A lottery is a form of gambling in which prizes are drawn at random and winners are determined by chance. Prizes can range from a small cash amount to a grand prize. Most lotteries require players to pay a small fee for the opportunity to win a prize. The prize money is usually derived from the proceeds from ticket sales after expenses and profits for the promoter have been deducted. In the United States, state-sponsored lotteries have wide appeal. They are relatively easy to organize and run and can be a cost-effective source of public revenues.
Typically, a lottery consists of a set of numbers, ranging from one to 59. Players can either select the numbers themselves or, as an alternative, mark a box or section on the playslip that indicates they agree to let a machine randomly pick a group of numbers for them. In many cases, the winner receives a cash prize equal to the proportion of the total number of winning numbers that match his or her selection.
The lottery is a powerful example of how the human mind can be manipulated by irrational forces, especially when those forces are so strong and deeply rooted in tradition. It is this very irrational power that Shirley Jackson evokes in The Lottery by using the lottery as a symbol of the community’s inability to bring itself to reason.
Since New Hampshire initiated the modern era of state lotteries in 1964, virtually every state has followed suit. The debates about whether to adopt a lottery, the structure of the resulting lotteries, and the evolution of their operations have followed remarkably similar patterns.

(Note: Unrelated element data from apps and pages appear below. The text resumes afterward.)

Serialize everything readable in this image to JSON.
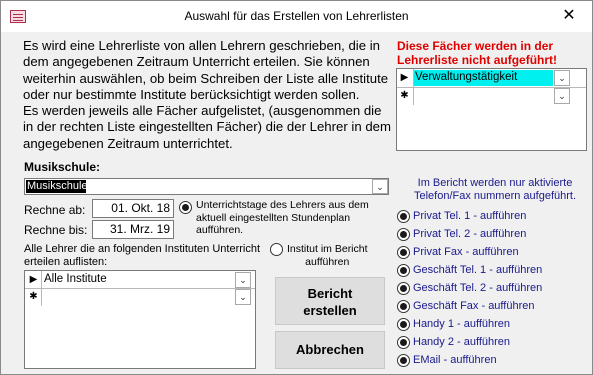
{
  "window": {
    "title": "Auswahl für das Erstellen von Lehrerlisten",
    "close_glyph": "✕"
  },
  "intro_lines": [
    "Es wird eine Lehrerliste von allen Lehrern geschrieben, die in",
    "dem angegebenen Zeitraum Unterricht erteilen. Sie können",
    "weiterhin auswählen, ob beim Schreiben der Liste alle Institute",
    "oder nur bestimmte Institute berücksichtigt werden sollen.",
    "Es werden jeweils alle Fächer aufgelistet, (ausgenommen die",
    "in der rechten Liste eingestellten Fächer) die der Lehrer in dem",
    "angegebenen Zeitraum unterrichtet."
  ],
  "excluded_subjects": {
    "heading_lines": [
      "Diese Fächer werden in der",
      "Lehrerliste nicht aufgeführt!"
    ],
    "rows": [
      {
        "value": "Verwaltungstätigkeit"
      }
    ],
    "new_row_marker": "✱",
    "selected_marker": "▶",
    "highlight_color": "#00f0f0"
  },
  "school": {
    "label": "Musikschule:",
    "value": "Musikschule"
  },
  "dates": {
    "from_label": "Rechne ab:",
    "from_value": "01. Okt. 18",
    "to_label": "Rechne bis:",
    "to_value": "31. Mrz. 19"
  },
  "scope": {
    "option1_lines": [
      "Unterrichtstage des Lehrers aus dem",
      "aktuell eingestellten Stundenplan",
      "aufführen."
    ],
    "option1_selected": true,
    "option2_lines": [
      "Institut im Bericht",
      "aufführen"
    ],
    "option2_selected": false
  },
  "institutes": {
    "label_lines": [
      "Alle Lehrer die an folgenden Instituten Unterricht",
      "erteilen auflisten:"
    ],
    "rows": [
      {
        "value": "Alle Institute"
      }
    ],
    "new_row_marker": "✱",
    "selected_marker": "▶"
  },
  "buttons": {
    "report_lines": [
      "Bericht",
      "erstellen"
    ],
    "cancel": "Abbrechen"
  },
  "report_info_lines": [
    "Im Bericht werden nur aktivierte",
    "Telefon/Fax nummern aufgeführt."
  ],
  "report_options": [
    {
      "label": "Privat Tel. 1 - aufführen",
      "selected": true
    },
    {
      "label": "Privat Tel. 2 - aufführen",
      "selected": true
    },
    {
      "label": "Privat Fax - aufführen",
      "selected": true
    },
    {
      "label": "Geschäft Tel. 1 - aufführen",
      "selected": true
    },
    {
      "label": "Geschäft Tel. 2 - aufführen",
      "selected": true
    },
    {
      "label": "Geschäft Fax - aufführen",
      "selected": true
    },
    {
      "label": "Handy 1 - aufführen",
      "selected": true
    },
    {
      "label": "Handy 2 - aufführen",
      "selected": true
    },
    {
      "label": "EMail - aufführen",
      "selected": true
    }
  ],
  "dropdown_glyph": "⌄"
}
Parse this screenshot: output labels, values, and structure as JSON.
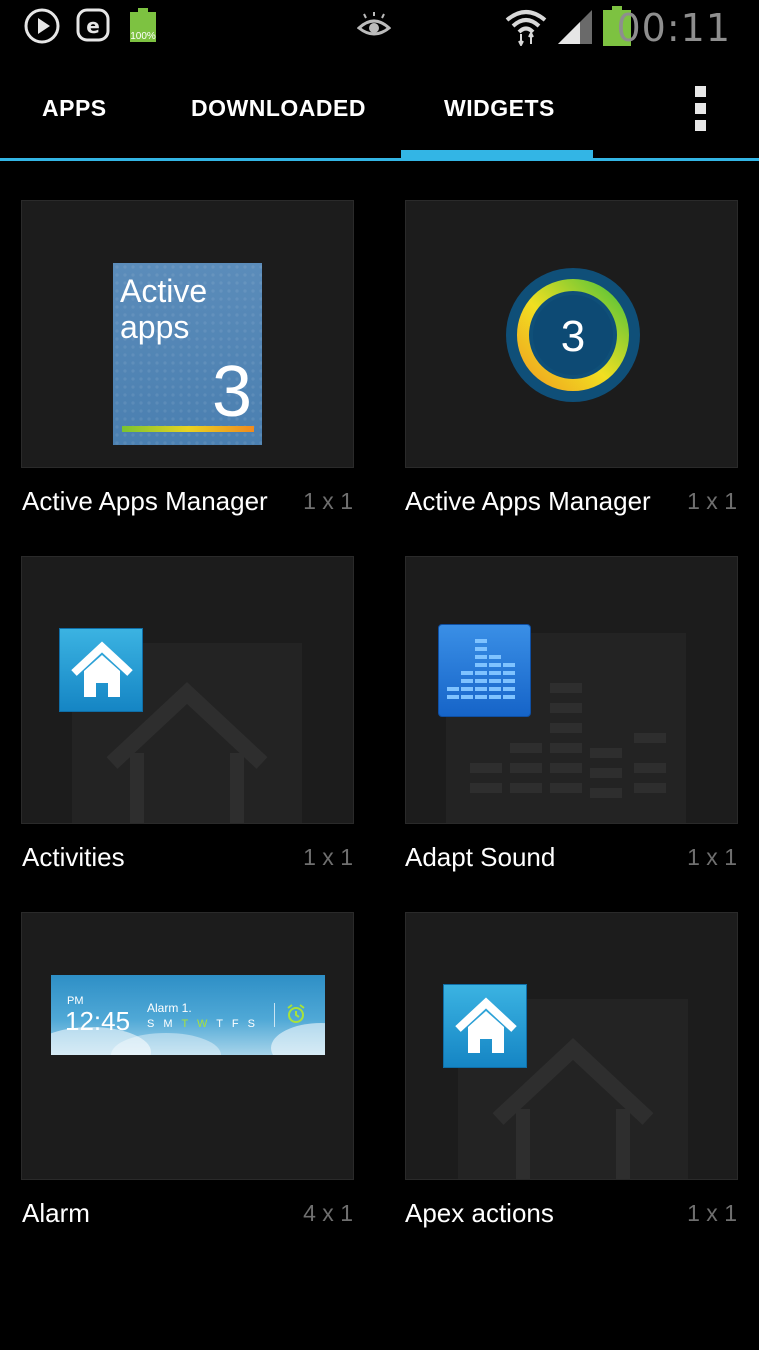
{
  "status_bar": {
    "time": "00:11",
    "battery_small_label": "100%",
    "icons": [
      "play-icon",
      "e-icon",
      "battery-small-icon",
      "eye-icon",
      "wifi-icon",
      "signal-icon",
      "battery-icon"
    ]
  },
  "tabs": [
    {
      "label": "APPS",
      "selected": false
    },
    {
      "label": "DOWNLOADED",
      "selected": false
    },
    {
      "label": "WIDGETS",
      "selected": true
    }
  ],
  "accent_color": "#33b5e5",
  "widgets": [
    {
      "name": "Active Apps Manager",
      "size": "1 x 1",
      "preview": "active-apps-tile",
      "preview_text": {
        "line1": "Active",
        "line2": "apps",
        "count": "3"
      }
    },
    {
      "name": "Active Apps Manager",
      "size": "1 x 1",
      "preview": "active-apps-ring",
      "preview_text": {
        "count": "3"
      }
    },
    {
      "name": "Activities",
      "size": "1 x 1",
      "preview": "home-icon"
    },
    {
      "name": "Adapt Sound",
      "size": "1 x 1",
      "preview": "equalizer-icon"
    },
    {
      "name": "Alarm",
      "size": "4 x 1",
      "preview": "alarm-widget",
      "preview_text": {
        "ampm": "PM",
        "time": "12:45",
        "title": "Alarm 1.",
        "days": [
          "S",
          "M",
          "T",
          "W",
          "T",
          "F",
          "S"
        ]
      }
    },
    {
      "name": "Apex actions",
      "size": "1 x 1",
      "preview": "home-icon"
    }
  ]
}
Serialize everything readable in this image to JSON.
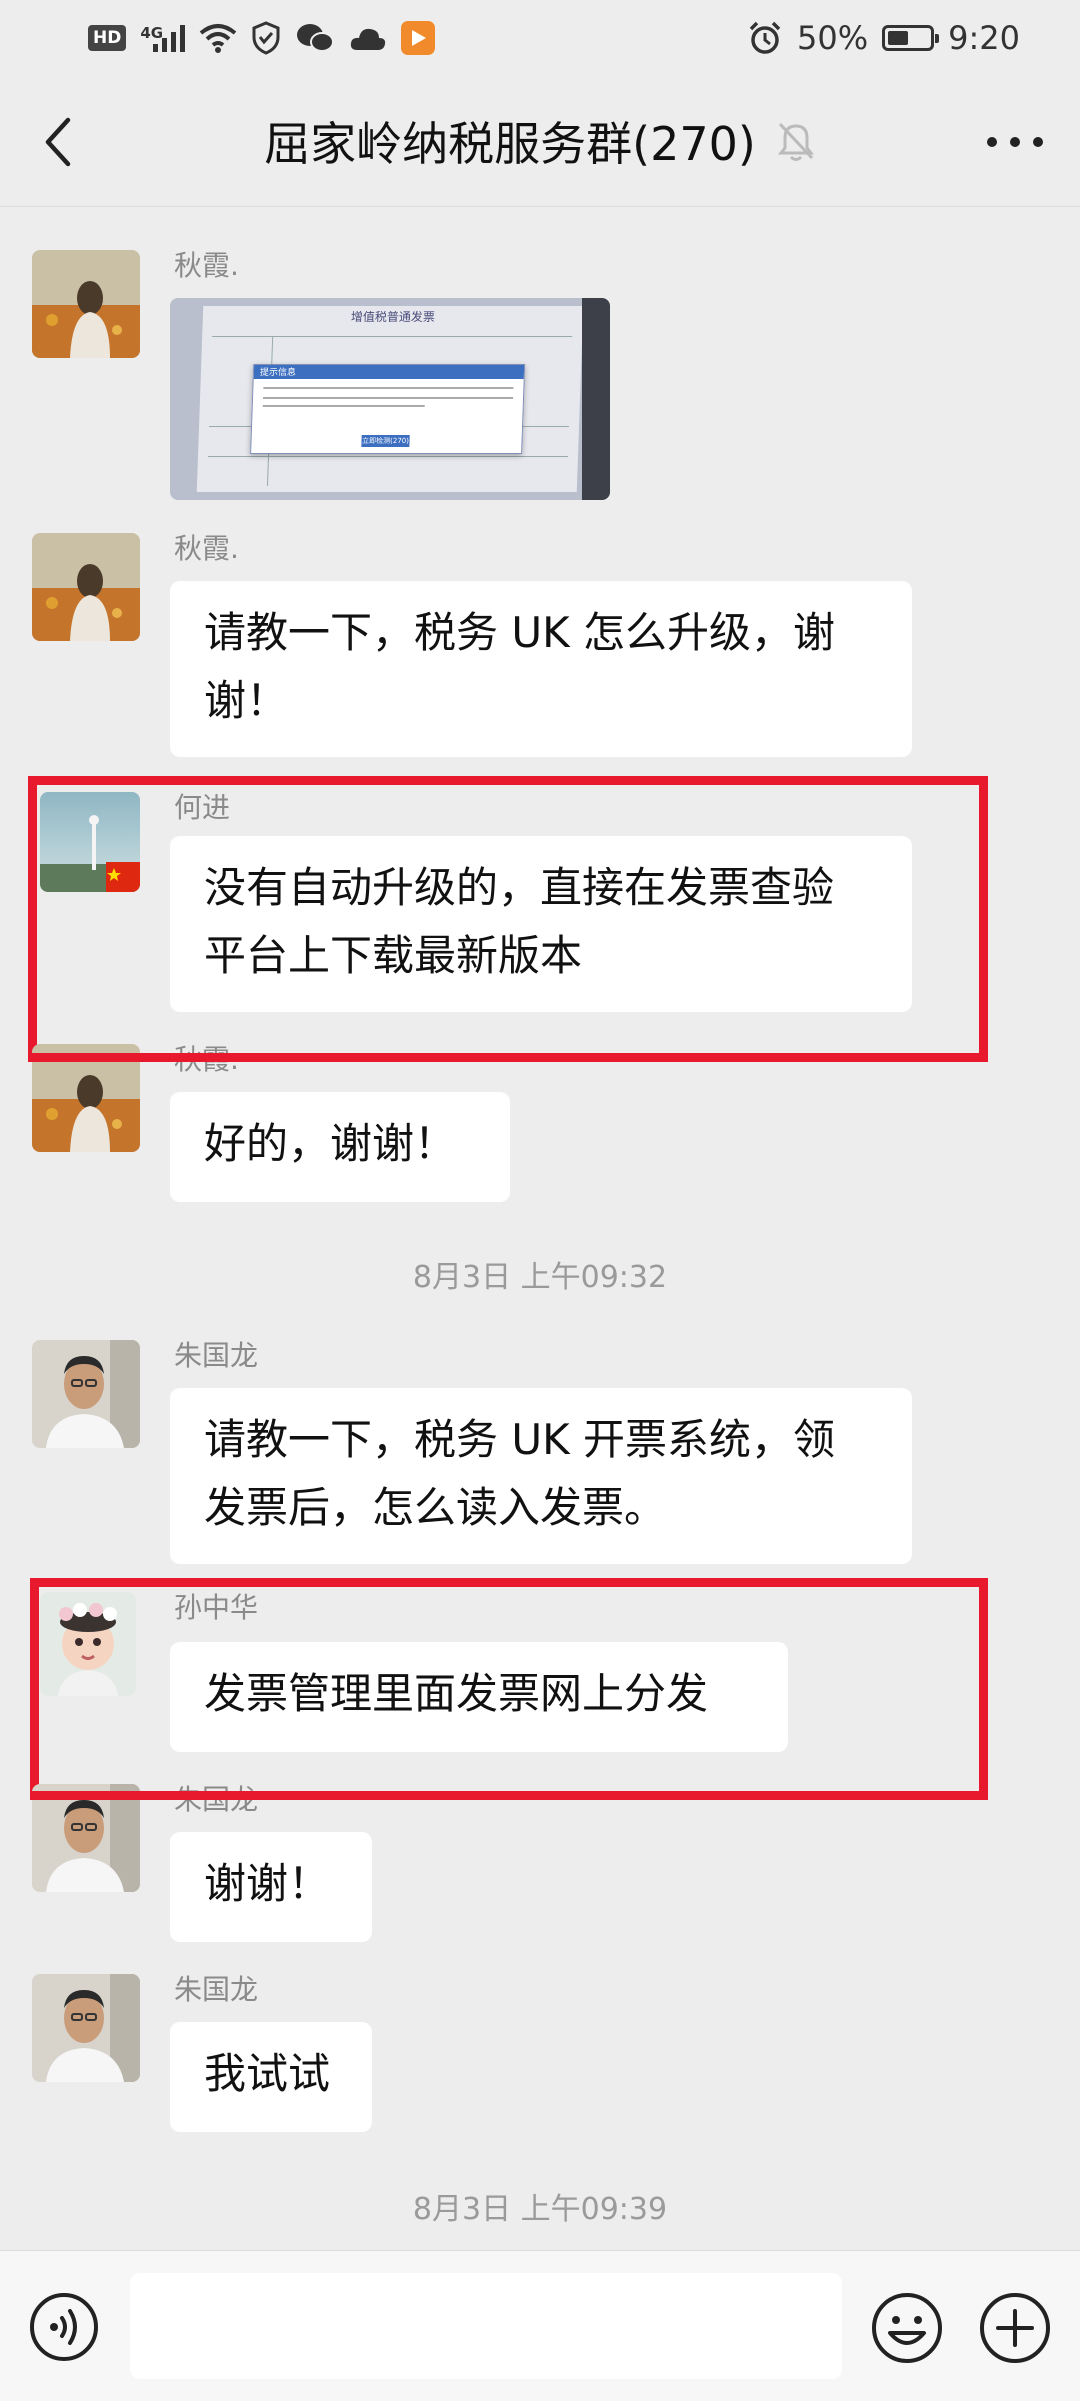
{
  "status_bar": {
    "hd": "HD",
    "network": "4G",
    "battery_text": "50%",
    "battery_level": 0.5,
    "time": "9:20"
  },
  "header": {
    "title": "屈家岭纳税服务群(270)",
    "back_icon": "chevron-left-icon",
    "mute_icon": "bell-off-icon",
    "more_icon": "more-dots-icon"
  },
  "messages": [
    {
      "sender": "秋霞.",
      "type": "image",
      "image_title": "增值税普通发票",
      "dialog_title": "提示信息",
      "dialog_button": "立即检测(270)"
    },
    {
      "sender": "秋霞.",
      "type": "text",
      "lines": [
        "请教一下，税务 UK 怎么升级，谢",
        "谢！"
      ]
    },
    {
      "sender": "何进",
      "type": "text",
      "lines": [
        "没有自动升级的，直接在发票查验",
        "平台上下载最新版本"
      ]
    },
    {
      "sender": "秋霞.",
      "type": "text",
      "lines": [
        "好的，谢谢！"
      ]
    },
    {
      "sender": "朱国龙",
      "type": "text",
      "lines": [
        "请教一下，税务 UK 开票系统，领",
        "发票后，怎么读入发票。"
      ]
    },
    {
      "sender": "孙中华",
      "type": "text",
      "lines": [
        "发票管理里面发票网上分发"
      ]
    },
    {
      "sender": "朱国龙",
      "type": "text",
      "lines": [
        "谢谢！"
      ]
    },
    {
      "sender": "朱国龙",
      "type": "text",
      "lines": [
        "我试试"
      ]
    }
  ],
  "timestamps": [
    "8月3日 上午09:32",
    "8月3日 上午09:39"
  ],
  "input_bar": {
    "voice_icon": "voice-icon",
    "emoji_icon": "emoji-icon",
    "plus_icon": "plus-circle-icon"
  },
  "colors": {
    "background": "#ededed",
    "highlight_box": "#e8192c",
    "bubble": "#ffffff"
  }
}
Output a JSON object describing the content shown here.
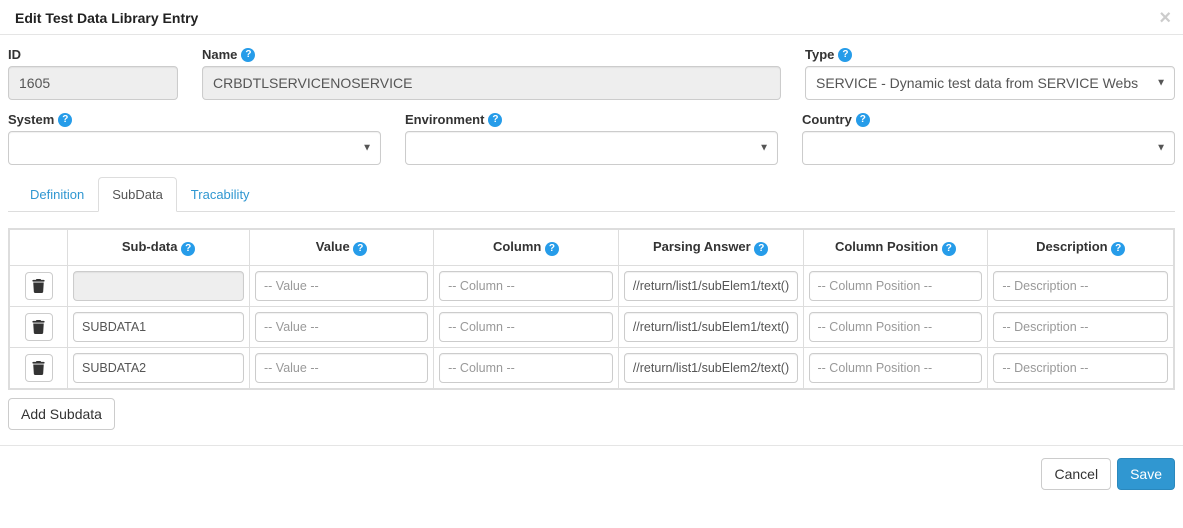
{
  "header": {
    "title": "Edit Test Data Library Entry",
    "close_glyph": "×"
  },
  "form": {
    "id_label": "ID",
    "id_value": "1605",
    "name_label": "Name",
    "name_value": "CRBDTLSERVICENOSERVICE",
    "type_label": "Type",
    "type_value": "SERVICE - Dynamic test data from SERVICE Webs",
    "system_label": "System",
    "system_value": "",
    "environment_label": "Environment",
    "environment_value": "",
    "country_label": "Country",
    "country_value": ""
  },
  "tabs": {
    "definition": "Definition",
    "subdata": "SubData",
    "tracability": "Tracability"
  },
  "table": {
    "headers": {
      "subdata": "Sub-data",
      "value": "Value",
      "column": "Column",
      "parsing": "Parsing Answer",
      "colpos": "Column Position",
      "desc": "Description"
    },
    "placeholders": {
      "value": "-- Value --",
      "column": "-- Column --",
      "colpos": "-- Column Position --",
      "desc": "-- Description --"
    },
    "rows": [
      {
        "subdata": "",
        "subdata_readonly": true,
        "value": "",
        "column": "",
        "parsing": "//return/list1/subElem1/text()",
        "colpos": "",
        "desc": ""
      },
      {
        "subdata": "SUBDATA1",
        "subdata_readonly": false,
        "value": "",
        "column": "",
        "parsing": "//return/list1/subElem1/text()",
        "colpos": "",
        "desc": ""
      },
      {
        "subdata": "SUBDATA2",
        "subdata_readonly": false,
        "value": "",
        "column": "",
        "parsing": "//return/list1/subElem2/text()",
        "colpos": "",
        "desc": ""
      }
    ],
    "add_label": "Add Subdata"
  },
  "footer": {
    "cancel": "Cancel",
    "save": "Save"
  },
  "glyphs": {
    "help": "?"
  }
}
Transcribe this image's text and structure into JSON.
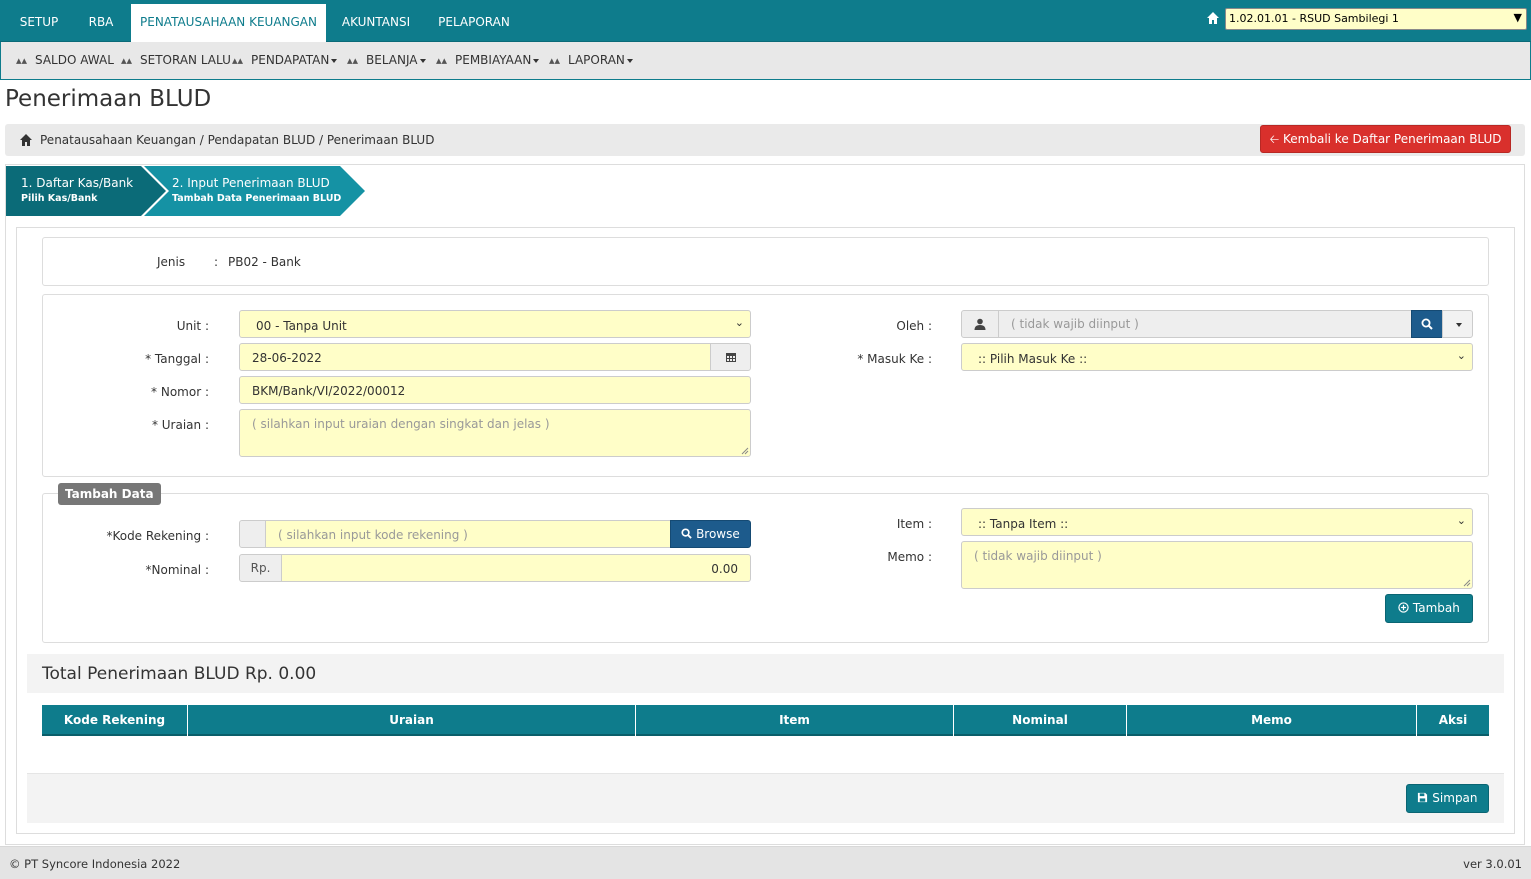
{
  "topnav": {
    "tabs": [
      "SETUP",
      "RBA",
      "PENATAUSAHAAN KEUANGAN",
      "AKUNTANSI",
      "PELAPORAN"
    ],
    "active_tab": "PENATAUSAHAAN KEUANGAN",
    "unit_select": "1.02.01.01 - RSUD Sambilegi 1"
  },
  "subnav": {
    "items": [
      "SALDO AWAL",
      "SETORAN LALU",
      "PENDAPATAN",
      "BELANJA",
      "PEMBIAYAAN",
      "LAPORAN"
    ]
  },
  "page": {
    "title": "Penerimaan BLUD",
    "breadcrumb": "Penatausahaan Keuangan / Pendapatan BLUD / Penerimaan BLUD",
    "back_button": "Kembali ke Daftar Penerimaan BLUD"
  },
  "steps": [
    {
      "title": "1. Daftar Kas/Bank",
      "subtitle": "Pilih Kas/Bank"
    },
    {
      "title": "2. Input Penerimaan BLUD",
      "subtitle": "Tambah Data Penerimaan BLUD"
    }
  ],
  "jenis": {
    "label": "Jenis",
    "value": "PB02 - Bank"
  },
  "form": {
    "unit_label": "Unit :",
    "unit_value": "00 - Tanpa Unit",
    "tanggal_label": "* Tanggal :",
    "tanggal_value": "28-06-2022",
    "nomor_label": "* Nomor :",
    "nomor_value": "BKM/Bank/VI/2022/00012",
    "uraian_label": "* Uraian :",
    "uraian_placeholder": "( silahkan input uraian dengan singkat dan jelas )",
    "oleh_label": "Oleh :",
    "oleh_placeholder": "( tidak wajib diinput )",
    "masuk_label": "* Masuk Ke :",
    "masuk_value": ":: Pilih Masuk Ke ::"
  },
  "tambah_data": {
    "legend": "Tambah Data",
    "kode_label": "*Kode Rekening :",
    "kode_placeholder": "( silahkan input kode rekening )",
    "browse_label": "Browse",
    "nominal_label": "*Nominal :",
    "nominal_prefix": "Rp.",
    "nominal_value": "0.00",
    "item_label": "Item :",
    "item_value": ":: Tanpa Item ::",
    "memo_label": "Memo :",
    "memo_placeholder": "( tidak wajib diinput )",
    "tambah_button": "Tambah"
  },
  "total": {
    "text": "Total Penerimaan BLUD Rp. 0.00"
  },
  "table": {
    "headers": [
      "Kode Rekening",
      "Uraian",
      "Item",
      "Nominal",
      "Memo",
      "Aksi"
    ],
    "rows": []
  },
  "save_button": "Simpan",
  "footer": {
    "copyright": "© PT Syncore Indonesia 2022",
    "version": "ver 3.0.01"
  },
  "colors": {
    "primary": "#0e7c8c",
    "danger": "#d9302c",
    "input_bg": "#fffec8",
    "browse": "#1d5b8c"
  }
}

The main argument for a lottery has consistently been that it is a painless way to raise large sums of money for public purposes. In this regard, it is comparable to a general tax or bond issue. Lotteries are popular with voters because they involve players voluntarily spending their money (as opposed to being forced to do so by a government tax) for a public purpose.
Although the vast majority of lottery revenue goes to paying out prizes, it also generates millions in administrative costs and billions in advertising and promotional expenses. Moreover, it diverts resources from government budgets that could otherwise be spent on essential services or on the needs of low-income citizens.
The success of a lottery depends on its ability to attract attention and excitement. To achieve this, it is crucial to have a large jackpot, which will provide good visibility in the media and encourage people to buy tickets. The size of the jackpot can be influenced by the amount of time it takes for a winner to be selected and the number of tickets sold. For this reason, the jackpots of some lottery games are much bigger than others. In addition, super-sized jackpots are more likely to carry over into the next drawing, thus generating even more publicity and interest in the game.